PROBLEM TO SOLVE: The string "device" may appear in lines of the entries below. Report how many lines hold it, with only the number.

EXTRACTED RECORDS:
━━━━━━━━━━━━━━━━━━━━━━━━━━━━━━
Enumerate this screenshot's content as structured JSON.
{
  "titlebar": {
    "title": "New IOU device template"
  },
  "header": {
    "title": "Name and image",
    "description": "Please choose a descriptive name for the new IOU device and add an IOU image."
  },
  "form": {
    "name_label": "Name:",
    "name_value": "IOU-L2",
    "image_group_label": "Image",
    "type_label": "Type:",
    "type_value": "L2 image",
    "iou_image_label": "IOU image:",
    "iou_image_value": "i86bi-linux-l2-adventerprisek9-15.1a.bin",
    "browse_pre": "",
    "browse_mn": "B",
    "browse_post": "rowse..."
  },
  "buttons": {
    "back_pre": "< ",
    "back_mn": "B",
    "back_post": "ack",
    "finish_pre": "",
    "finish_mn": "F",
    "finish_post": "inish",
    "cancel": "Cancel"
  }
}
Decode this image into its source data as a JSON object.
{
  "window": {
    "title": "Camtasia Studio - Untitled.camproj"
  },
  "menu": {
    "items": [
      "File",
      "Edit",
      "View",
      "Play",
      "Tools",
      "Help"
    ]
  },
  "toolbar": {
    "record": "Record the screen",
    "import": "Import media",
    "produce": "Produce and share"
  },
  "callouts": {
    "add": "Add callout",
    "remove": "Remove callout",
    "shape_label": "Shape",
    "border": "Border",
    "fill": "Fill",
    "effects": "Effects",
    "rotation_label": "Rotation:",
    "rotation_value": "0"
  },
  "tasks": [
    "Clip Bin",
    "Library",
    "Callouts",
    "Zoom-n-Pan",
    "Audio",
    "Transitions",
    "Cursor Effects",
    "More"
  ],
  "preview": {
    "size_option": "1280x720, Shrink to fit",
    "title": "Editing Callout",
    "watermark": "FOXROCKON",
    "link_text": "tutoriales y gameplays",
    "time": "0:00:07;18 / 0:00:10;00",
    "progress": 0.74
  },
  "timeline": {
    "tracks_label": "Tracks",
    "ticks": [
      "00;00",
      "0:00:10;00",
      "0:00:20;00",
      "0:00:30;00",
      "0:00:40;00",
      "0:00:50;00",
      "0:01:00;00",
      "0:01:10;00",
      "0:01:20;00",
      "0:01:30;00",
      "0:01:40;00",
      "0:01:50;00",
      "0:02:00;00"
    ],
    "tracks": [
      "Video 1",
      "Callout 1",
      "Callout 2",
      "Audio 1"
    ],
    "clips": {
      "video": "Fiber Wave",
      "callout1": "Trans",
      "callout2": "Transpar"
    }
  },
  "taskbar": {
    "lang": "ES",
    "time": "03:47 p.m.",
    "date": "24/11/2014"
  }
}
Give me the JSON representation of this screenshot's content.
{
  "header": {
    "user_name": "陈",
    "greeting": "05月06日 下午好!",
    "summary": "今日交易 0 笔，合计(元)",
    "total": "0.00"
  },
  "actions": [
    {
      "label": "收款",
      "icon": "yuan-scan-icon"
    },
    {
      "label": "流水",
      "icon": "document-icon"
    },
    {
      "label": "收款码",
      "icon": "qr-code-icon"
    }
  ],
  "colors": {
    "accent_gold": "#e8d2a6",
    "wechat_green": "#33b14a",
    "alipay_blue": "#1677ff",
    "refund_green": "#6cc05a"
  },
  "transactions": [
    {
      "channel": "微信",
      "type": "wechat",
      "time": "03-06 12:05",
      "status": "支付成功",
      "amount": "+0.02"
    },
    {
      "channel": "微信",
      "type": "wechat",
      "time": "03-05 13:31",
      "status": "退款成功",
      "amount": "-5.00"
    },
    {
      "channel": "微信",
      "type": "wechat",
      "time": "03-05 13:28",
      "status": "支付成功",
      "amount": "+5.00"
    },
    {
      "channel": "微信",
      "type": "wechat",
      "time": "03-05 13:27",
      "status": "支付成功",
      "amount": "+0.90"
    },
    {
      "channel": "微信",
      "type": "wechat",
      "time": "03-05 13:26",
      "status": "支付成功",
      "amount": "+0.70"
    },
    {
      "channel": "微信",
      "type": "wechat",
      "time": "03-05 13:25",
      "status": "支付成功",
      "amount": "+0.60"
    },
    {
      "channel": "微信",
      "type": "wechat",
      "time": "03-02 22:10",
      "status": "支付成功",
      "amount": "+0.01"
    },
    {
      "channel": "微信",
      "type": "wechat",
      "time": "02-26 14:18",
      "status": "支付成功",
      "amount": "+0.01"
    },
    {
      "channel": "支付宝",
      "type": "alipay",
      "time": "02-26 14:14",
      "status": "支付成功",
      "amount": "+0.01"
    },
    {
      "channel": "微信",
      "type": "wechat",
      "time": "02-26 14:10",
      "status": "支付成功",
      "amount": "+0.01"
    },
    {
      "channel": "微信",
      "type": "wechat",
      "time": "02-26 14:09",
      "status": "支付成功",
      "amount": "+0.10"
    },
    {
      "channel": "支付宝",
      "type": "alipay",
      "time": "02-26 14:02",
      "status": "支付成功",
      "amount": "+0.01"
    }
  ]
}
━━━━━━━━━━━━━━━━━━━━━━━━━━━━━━
ANSWER TO THIS TASK: 2